It is not the individual who happens to be president that is the problem. It is the whole structure. It is the military. It is the ideology of Sinhala-Buddhist nationalism that is driving the genocidal agenda.
Parliamentary elections were be held on August 17. Do you think these elections will make any difference?
The Sinhalese parties competed to deny rights to Tamils. Whether [Wickremasinghe's] United National Party or [Sirisena's] Sri Lanka Freedom Party won, they would do nothing for the Tamil people. [The UNP won 106 seats while the SLPF's alliance won 95.]
Two Tamil parties [contested the elections in the predominantly Tamil areas of the north and east of the island of Sri Lanka]. They are debating over who will win freedom for the Tamils.
The Tamil National Alliance (TNA) has had a lot of support since they were endorsed by the LTTE in the early 2000s, but they have [recently] been appeasing Western countries and India.

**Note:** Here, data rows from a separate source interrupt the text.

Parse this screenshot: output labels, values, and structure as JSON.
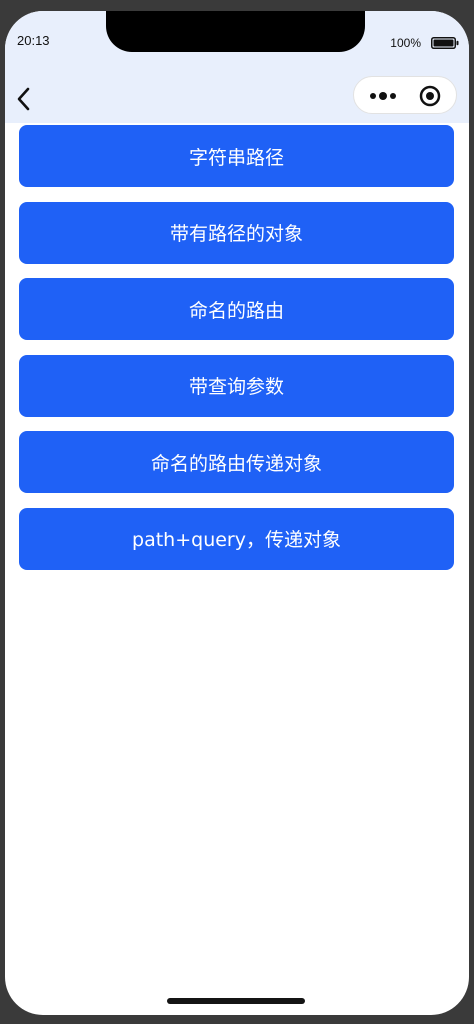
{
  "status_bar": {
    "time": "20:13",
    "battery": "100%"
  },
  "nav_bar": {
    "back_icon": "chevron-left-icon",
    "capsule": {
      "more_icon": "more-dots-icon",
      "close_icon": "target-circle-icon"
    }
  },
  "buttons": [
    {
      "label": "字符串路径"
    },
    {
      "label": "带有路径的对象"
    },
    {
      "label": "命名的路由"
    },
    {
      "label": "带查询参数"
    },
    {
      "label": "命名的路由传递对象"
    },
    {
      "label": "path+query，传递对象"
    }
  ],
  "colors": {
    "button": "#1f61f6",
    "button_text": "#ffffff",
    "header_bg": "#e8effc"
  }
}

The Tamil National Peoples Front (TNPF), led by Gajendrakumar Ponnambalam, calls for recognition of the existence of two nations, Tamil and Sinhalese, which would be united in a federal arrangement.
This is the maximum they can legally demand, as the Sri Lankan constitution does not allow anyone to call for the division of Sri Lanka and the restoration of the Tamil homeland as a separate state.

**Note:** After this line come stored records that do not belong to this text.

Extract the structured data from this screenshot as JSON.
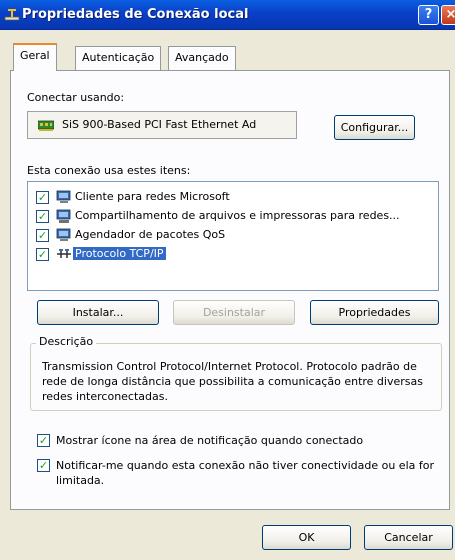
{
  "window": {
    "title": "Propriedades de Conexão local",
    "help_label": "?",
    "close_label": "×"
  },
  "tabs": [
    {
      "label": "Geral",
      "active": true
    },
    {
      "label": "Autenticação",
      "active": false
    },
    {
      "label": "Avançado",
      "active": false
    }
  ],
  "connect_using": {
    "label": "Conectar usando:",
    "device_name": "SiS 900-Based PCI Fast Ethernet Ad",
    "configure_button": "Configurar..."
  },
  "components": {
    "label": "Esta conexão usa estes itens:",
    "items": [
      {
        "label": "Cliente para redes Microsoft",
        "checked": true,
        "icon": "network-client-icon",
        "selected": false
      },
      {
        "label": "Compartilhamento de arquivos e impressoras para redes...",
        "checked": true,
        "icon": "file-printer-sharing-icon",
        "selected": false
      },
      {
        "label": "Agendador de pacotes QoS",
        "checked": true,
        "icon": "qos-scheduler-icon",
        "selected": false
      },
      {
        "label": "Protocolo TCP/IP",
        "checked": true,
        "icon": "protocol-icon",
        "selected": true
      }
    ]
  },
  "actions": {
    "install": "Instalar...",
    "uninstall": "Desinstalar",
    "properties": "Propriedades"
  },
  "description": {
    "legend": "Descrição",
    "text": "Transmission Control Protocol/Internet Protocol. Protocolo padrão de rede de longa distância que possibilita a comunicação entre diversas redes interconectadas."
  },
  "options": [
    {
      "label": "Mostrar ícone na área de notificação quando conectado",
      "checked": true
    },
    {
      "label": "Notificar-me quando esta conexão não tiver conectividade ou ela for limitada.",
      "checked": true
    }
  ],
  "footer": {
    "ok": "OK",
    "cancel": "Cancelar"
  },
  "colors": {
    "titlebar": "#0a3fc8",
    "dialog_bg": "#ece9d8",
    "selection": "#316ac5",
    "check": "#21a121"
  }
}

The TNPF ran some interesting candidates. For example, Kogilavani, who is running for election in Kilinochi, was an orphan. She was brought up in the Sencholai orphanage run by the LTTE and later became head of the orphanage. [The TNA won 16, while the TNPF won 5% of the vote in the Jaffa district in the north, but didn't win any seats.]
There are many other good candidates who came forward to be a voice for their people.
The United Nations Human Rights Council will be discussing Sri Lanka in September. What will happen there?
According to a leaked document obtained by [British TV station] Channel 4, the UN is likely to endorse a report that, while it may come up with strong findings about what happened in the final days of the war, will endorse a domestic [Sri Lankan] investigation.
This means that justice will be denied to Tamils. It means asking murderers to investigate their own crimes.
Many witnesses will not come forward to tell their stories to a domestic investigation. This includes many Tamil refugees I have spoken to in Australia, in my role with the Tamil Refugee Council. They fear that if they give testimony in Sri Lanka, when they walk out the door Sri Lankan intelligence will make them disappear, or at least harass their family members.
If the UN endorses a domestic investigation it will be betraying the Tamil victims.
What would you like the United Nations to do?
We want an international investigation. Only an international investigation will allow the perpetrators to be brought to justice. They should be tried in the International Criminal Court.
Only an international investigation will ensure that all those who committed war crimes and crimes against humanity are held accountable for what they did.
The Australian government says Sri Lanka is a democracy, that it is now safe for Tamils and therefore it can send asylum seekers back. What is your opinion of Australia’s role?
In the past six years, the Australian government has been responsible for the murder of many Tamil refugees by the Sri Lankan army on their return. More than 2000 Tamils were sent back to Sri Lanka under the Julia Gillard government.
More than 40 Tamils who were recognised as refugees were given negative security assessments [and detained indefinitely].
Tamils were the first people subject to “enhanced screening” – given 15 minutes to tell their story and sent back if they could not convince the authorities. Australia did this despite evidence from human rights groups about what was happening in Sri Lanka under the Rajapaksa regime.
The Australian Federal Police are also providing support to the Sri Lankan military and Sri Lankan intelligence.
Australia has been defending the Sri Lankan government in international platforms such as the UN Human Rights Council. Australia is complicit in genocide.